negotiation

2. The power of suggestion and the psychology of the mind

Anxiety affects us all in some way or another, and for many of us, that anxiety hits a peak when it comes to making decisions. Decision-making has never been easy and continues to challenge the business world day after day. 

Have you ever stared at the menu at a restaurant for hours because you promised yourself you’d try something new, only to order the cheese quesadilla the minute the waitress gets to you? Yeah, we’ve all been there, and that’s totally okay! But that’s also why the power of suggestion leaves even the most indecisive people with an easy way out! 

Restaurants offer specials or meals of the day or something to that effect to try and curb the anxiety of deciding on a meal. This also helps to avoid someone going with the $5.00 chicken quesadilla rather than the $12.00 Chicken Burrito, essentially the same thing. 

This doesn’t necessarily change when it comes to marketing online products and services. Clients still often feel overwhelmed with all of the options out there, and again, possibly with the different packages offered solely by you. Ultimately, making a “preferred purchase” or “most often purchased” option is highly recommended.

Don’t go overboard

It’s important to keep a balance of the prices that are being anchored. Keeping balance may not be easy, but it’s important to find that center point that your consumers are attracted to. This goes along with the comparison package that was made.

It’s important for people to have that safety net between something too small (like the basic) and something way too over the top (like the premium products). The middle ground gives them what they need to get by, but with the feeling that they aren’t the lowest or the highest.

Obviously, this isn’t totally foolproof, and yes, some will go big and some will go small. But the idea is that the majority go right for the middle. 

Freelancers can implement an anchor pricing strategy

At this point, you probably have some ideas of different ways to implement the strategy into your own business plan. That’s awesome! If you don’t have those plans quite yet, the following strategies are the best way for freelancers to go! The reference above for the entire breakdown of each of these tactics: 

Comparative package pricing

We know that comparing the competition is a great tactic to use. It's also become favorable among freelancers due to the following:

  • It's free
  • It's simple
  • Anyone can do it

Create a tiered package pricing comparison

Just like comparing the competition, creating a tiered package pricing strategy should also be a top tactic used by freelancers.
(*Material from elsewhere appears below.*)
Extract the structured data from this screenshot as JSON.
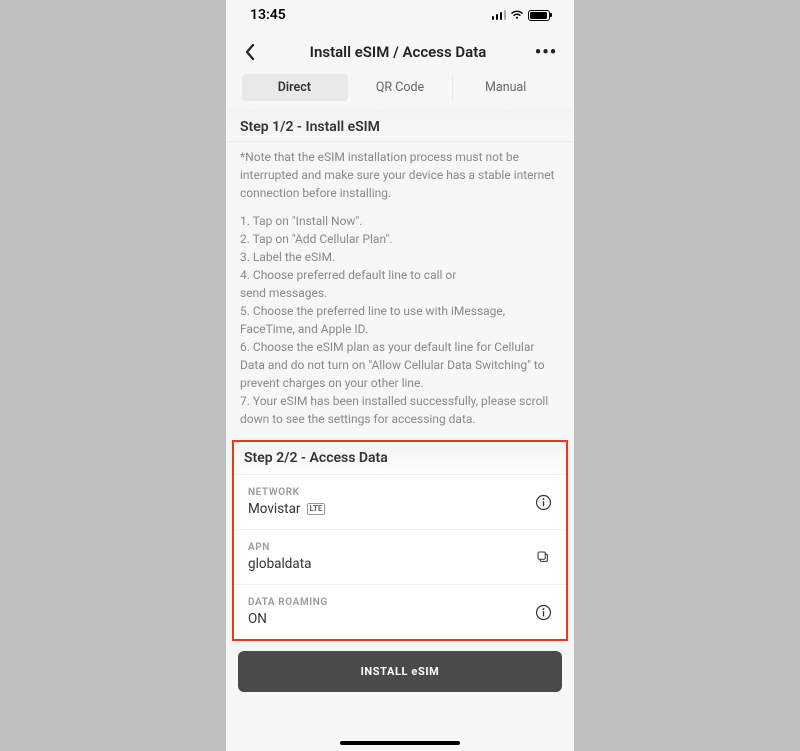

Tiered package pricing gives the opportunity to show a higher and lower tier while pushing consumers to choose the middle of the two prices. Giving the freelancer the chance to easily and confidently market your product at the price you want.

Send better invoices with Indy


Indy Invoices makes it easier than ever to send invoices that look great and help you get paid fast. Accept major payment methods like PayPal and Stripe.

Try Indy for free

How can Indy help?

Indy offers many of the tools you need to support your anchor pricing strategy. You can use Indy to create proposals to send to prospects. Include your anchor prices in your proposals. You can use Indy’s Forms tool to get feedback on your pricing structure. Once you’ve negotiated a good rate, use Indy’s Contracts tool to put it all in writing and secure your business deal. You can get started with Indy today for free!